Received: 26 Jun 2013 – Discussion started: 26 Jul 2013
Abstract. Abundant energetic eddies and frontal processes occur frequently to the west of Hawaiian Islands. Their impacts on biological productivity, however, are ambiguous because satellite-measured surface chlorophyll often shows a completely different pattern to eddy kinetic energy field. Our study suggests a new mechanism of how those oceanic eddies and frontal processes affect phytoplankton dynamics by changing their physiological conditions. Due to eddy–eddy or eddy–front interactions, high eddy activity creates regions with enhanced shear and straining that leads to rapid upper ocean restratification and submesoscale vertical motions. The restratification process deceases mixed layer depth that increases the mean exposure of the phytoplankton cells to light, thus resulting in enhanced photosynthetic carbon-based production. In contrast, increased light in the surface layer could either decrease phytoplankton chlorophyll due to the photoacclimation effect or increase chlorophyll when light is a limiting factor for phytoplankton growth. Combined with another two competing processes for vertical nutrient flux, ocean restratification and submesoscale upward motions, it introduces different responses and uncertainties of observed chlorophyll-based production to eddy activity and frontal processes.
This preprint has been withdrawn.

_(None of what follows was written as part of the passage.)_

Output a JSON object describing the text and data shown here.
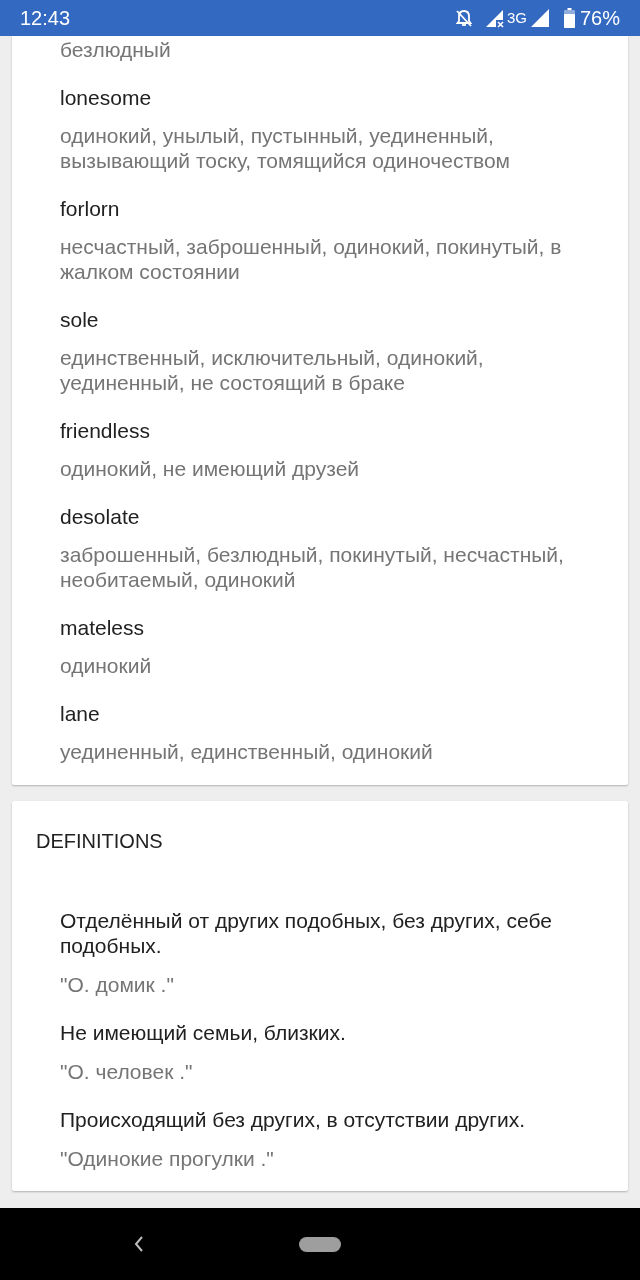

How to cite. Xiu, P. and Chai, F.: Physical-biological interactions to the west of Hawaiian Islands: impact of submesoscale dynamics on biological productivity, Biogeosciences Discuss., 10, 12529–12549, https://doi.org/10.5194/bgd-10-12529-2013, 2013.